After running shows in pop-up spaces for a couple of years, Science Gallery Melbourne now has a permanent home in the Melbourne Connect precinct. Already delayed several times due to the pandemic, when the gallery finally opens it will be the only antipodean node in the international Science Gallery Network. Spread across nine cites in eight countries, each individual gallery is connected to a major academic institution and they are all dedicated to inspiring young people by using art as a strategy to explore the possibilities of science.
The network started in Dublin and also currently has galleries in London, Bangalore, Venice, Rotterdam, Berlin, Detroit and Atlanta. Dr Ryan Jefferies, creative director of the new Science Gallery Melbourne, describes these institutions as “creative laboratories” where the next generation can experiment, speculate and become prepared for the challenges ahead.
“And to do that, we believe we need genuine interdisciplinary practice,” he explains. “So an artist might work with a scientist, or a musician with a surgeon. When you bring people from various disciplines together, they bring different ideas in terms of solving a problem. Our ultimate goal is really about empowering young people. We’re facing a lot of big challenges globally, things like the climate crisis, mental health, ethical challenges with our own technology. We want the next generation to feel empowered, to be able to tackle some of these big issues, and the collision of art and science is at the heart of that.”
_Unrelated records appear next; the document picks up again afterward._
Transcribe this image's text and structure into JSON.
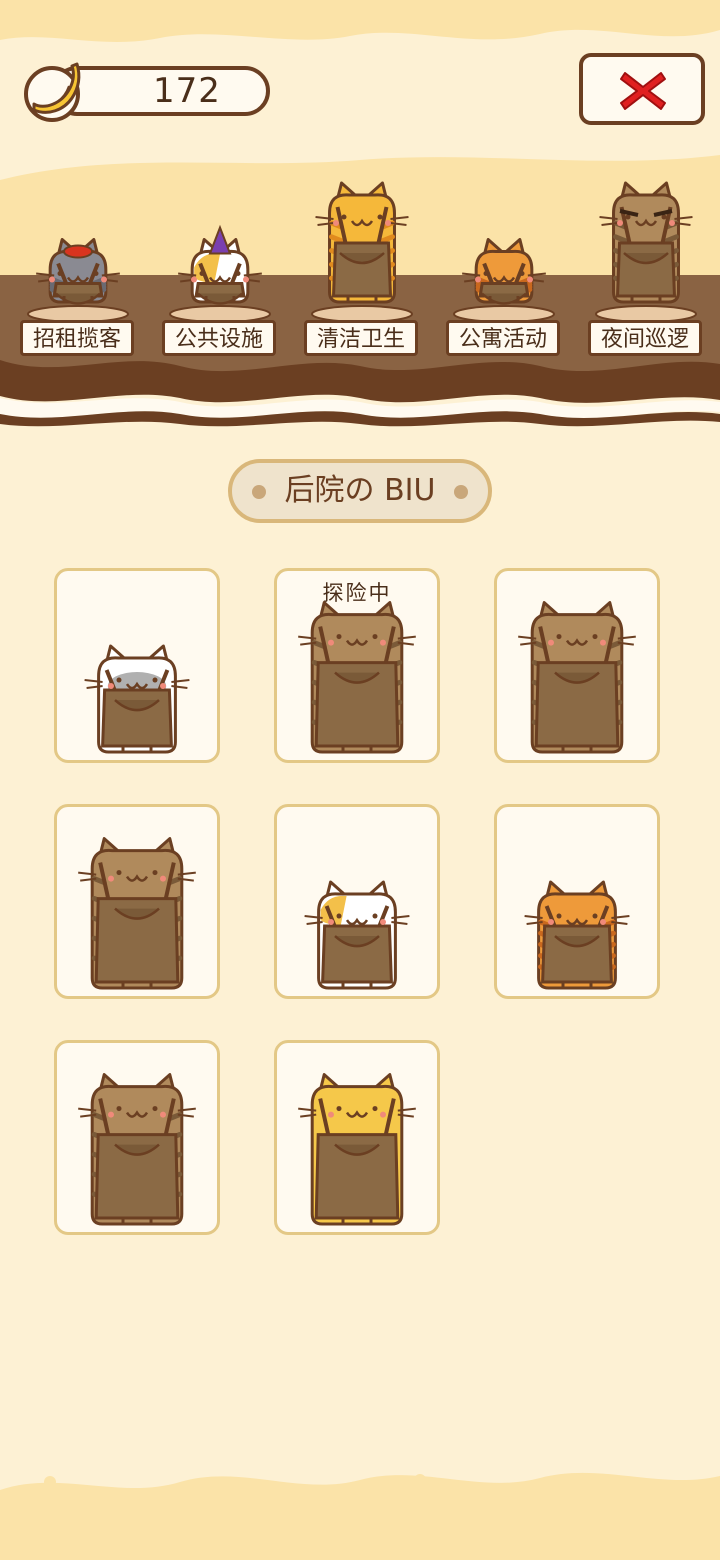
{
  "currency": {
    "amount": "172",
    "icon": "banana-icon"
  },
  "close_button": {
    "icon": "close-x-icon",
    "color": "#e02020"
  },
  "jobs": [
    {
      "label": "招租揽客",
      "cat": "gray-red-beret"
    },
    {
      "label": "公共设施",
      "cat": "calico-party-hat"
    },
    {
      "label": "清洁卫生",
      "cat": "yellow-striped"
    },
    {
      "label": "公寓活动",
      "cat": "orange-tabby"
    },
    {
      "label": "夜间巡逻",
      "cat": "brown-tabby-glasses"
    }
  ],
  "section": {
    "title": "后院の BIU"
  },
  "cats": [
    {
      "status": "",
      "type": "gray-white"
    },
    {
      "status": "探险中",
      "type": "brown-tabby"
    },
    {
      "status": "",
      "type": "brown-tabby"
    },
    {
      "status": "",
      "type": "brown-tabby"
    },
    {
      "status": "",
      "type": "calico"
    },
    {
      "status": "",
      "type": "orange-tabby"
    },
    {
      "status": "",
      "type": "brown-tabby"
    },
    {
      "status": "",
      "type": "yellow"
    }
  ],
  "colors": {
    "background": "#fdf1d4",
    "outline": "#6b3f22",
    "card_border": "#e3c886",
    "shelf": "#8a6343"
  }
}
With this in mind, young people themselves are a driving creative force in the Science Gallery Network, helping to shape each individual exhibition. At Melbourne Science Gallery, which is part of the University of Melbourne, a Leonardo group of high profile experts from a range of fields including, for example, immunologist and Nobel Laureate Peter Doherty and artists Patricia Piccinini and Brook Andrew, identify key topics. These are then brainstormed by a think-tank of young people called the Sci Curious group, who, as Jefferies points out, sift through the ideas to make them relevant for a younger audience.
“Our Leonardo group tend to be older, and perhaps have a more cynical view of the future,” Jefferies says. “Whereas our target audience of 15-25 year-olds are more optimistic and positive. So we bring these big ideas to them and they start shaping what really matters within that theme for them. And then once we land on a topic, we share that to the world. We go through an open call process; anyone anywhere can submit an idea as long as it has interdisciplinary practice at its heart. And we end up with thousands of submissions from places all around the world. So our shows are uniquely global. Then we form a panel comprised of young people who come on the curatorial journey with us.”
The results of this distinctive curatorial process can be seen in the inaugural show at Science Gallery Melbourne’s new permanent space, MENTAL: Head Inside. As the tittle indicates, this exhibition is a young person-led take on mental health. It showcases more than 20 interdisciplinary projects including a life-sized interactive hamster wheel created by Australia artist Hiromi Tango in conjunction with Dr Emma Burrows from the Florey Institute of Neuroscience and Mental Health.
As Jefferies points out, Science Gallery Melbourne is not a conventional or stuffy white cube. “There’s a real focus on interaction, on experimentation. So people can, at times, handle our artworks; they can become part of the works themselves. They can actively be part of research experiments, with real scientific outcomes.”